No, I’m not here touting an aquarium controller that costs hundreds (if not thousands) of dollars. I’m taking about:
The Amazon Echo. A small device that I use to control flow and time my lights.
Why I Designed The System
Ok, I admit it. I really thought the idea of an aquarium controller was super cool. But those things cost nearly $1,000 and I just couldn’t shell out that kind of cash for my 14 gallon BioCube. But it’s 2019, right? I figured there must be some way that I can have a power strip where each plug is programable, eliminating the need for bulky timers that take up half the real estate anyway. I use smart lights in my house wherever I can, so making a move to a smart power strip was a natural step.
Now, granted, a programable power strip won’t do everything a controller can do. For example, it won’t automatically turn off your heater if the temperature probe detects your reef is getting too hot. Nor will it automatically turn on a fan if the temperature really spikes.
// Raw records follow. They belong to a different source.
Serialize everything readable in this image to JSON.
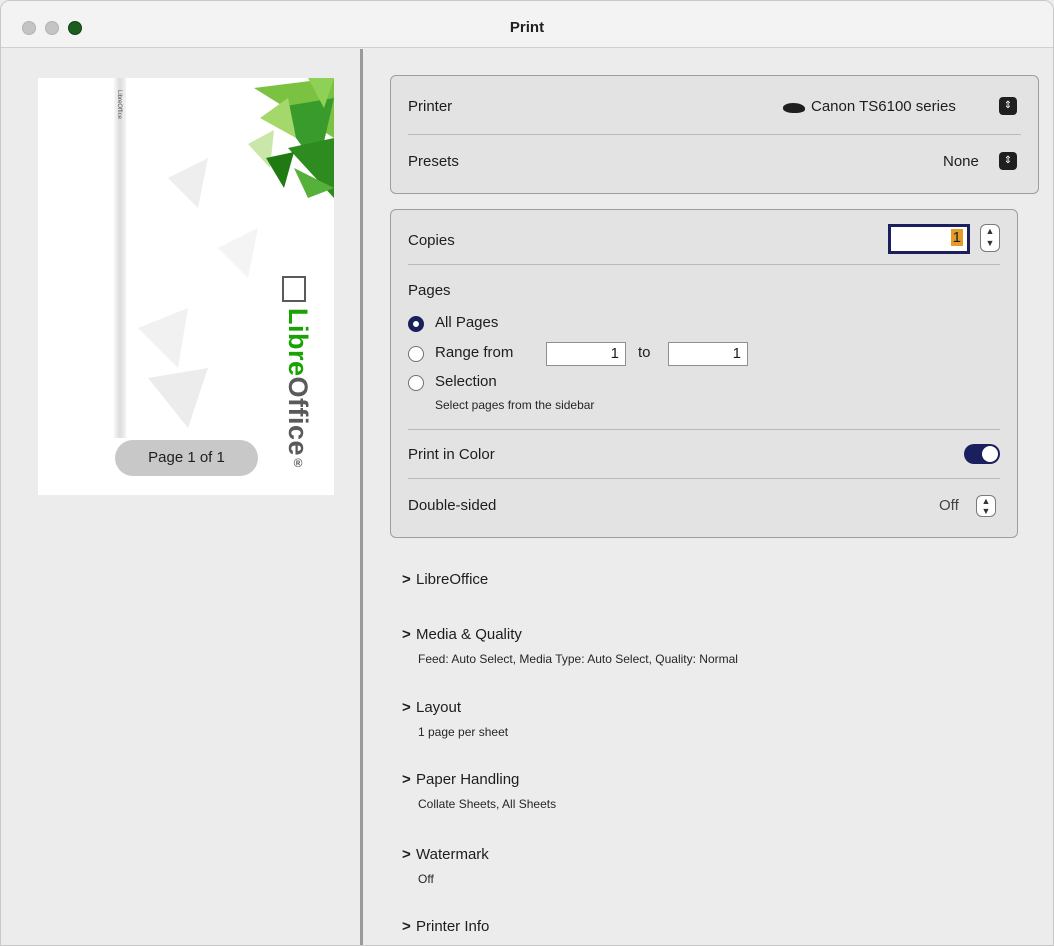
{
  "window": {
    "title": "Print"
  },
  "preview": {
    "spine_text": "LibreOffice",
    "logo_text_libre": "Libre",
    "logo_text_office": "Office",
    "logo_mark": "®",
    "page_indicator": "Page 1 of 1"
  },
  "printer_panel": {
    "printer_label": "Printer",
    "printer_value": "Canon TS6100 series",
    "presets_label": "Presets",
    "presets_value": "None"
  },
  "main_panel": {
    "copies_label": "Copies",
    "copies_value": "1",
    "pages_label": "Pages",
    "radio_all": "All Pages",
    "radio_range": "Range from",
    "range_from": "1",
    "range_to_label": "to",
    "range_to": "1",
    "radio_selection": "Selection",
    "selection_hint": "Select pages from the sidebar",
    "pages_selected": "All Pages",
    "print_in_color_label": "Print in Color",
    "print_in_color_on": true,
    "double_sided_label": "Double-sided",
    "double_sided_value": "Off"
  },
  "sections": [
    {
      "title": "LibreOffice",
      "subtitle": ""
    },
    {
      "title": "Media & Quality",
      "subtitle": "Feed: Auto Select, Media Type: Auto Select, Quality: Normal"
    },
    {
      "title": "Layout",
      "subtitle": "1 page per sheet"
    },
    {
      "title": "Paper Handling",
      "subtitle": "Collate Sheets, All Sheets"
    },
    {
      "title": "Watermark",
      "subtitle": "Off"
    },
    {
      "title": "Printer Info",
      "subtitle": ""
    }
  ],
  "colors": {
    "accent": "#1b1f5e",
    "libre_green": "#18a303",
    "close_button": "#1b5e20"
  }
}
And it won’t automatically start dosing additives when it senses a drop in the pH. For that, you’ll need something like the Apex — a great system if you can afford it. But if all you are looking for is a simpler way to program certain basics and a really cool way to bring your tank into the 21st century, my DIY work around will be more than sufficient.
How to Program the Smart Power Strip For Your Tank
I went to the brand that I use for most of my smart technology: Kasa. (I like them because you do not need a hub with their products, which not only takes up room in your house but also makes a further dent in your wallet). Kasa makes the Kasa Smart Wi-Fi Power Strip. Each socket can be manually turned on and off but can also be programed and controlled from your phone. I plugged lights into one socket, pumps into another, and a heater into a third, etc., etc. I set the light socket for the times I want the display tank on and set another socket to turn on at the opposite times to run my refugium. No more bulky timers or fiddling with archaic timers when I want to turn a light on or off for maintenance. Instead, I can simply control it from my phone.
The Kasa app also allows you to create groups and “scenes.” And this is where it truly shines. I put all my pumps into one category and created two scenes: Start Flow and Kill Flow. Time to feed? Just turn on Kill Flow. Done feeding and need to have circulation again? Turn on Start Flow. Wake up to the sound of water crashing on your flow, turn on Kill Flow! Easy and simple.
How to Integrate With Alexa
One of the best parts about Kasa is that it is fully integrated with Alexa. Alexa can recognize the scenes and the names of each smart plug in the power strip. This is incredibly useful when working on your aquarium when your hands are wet and you are attempting to keep your phone as far away from your tank as possible. Working on your protein skimmer? Simply say “Alexa, turn Protein Skimmer off.” Same idea when you want to turn the lights on or off outside the normal schedule.
Here’s a video showing it in action using my Kill Flow and Start Flow scenes.
There you have it, a basic setup allowing you control your aquarium with your voice. The future is here.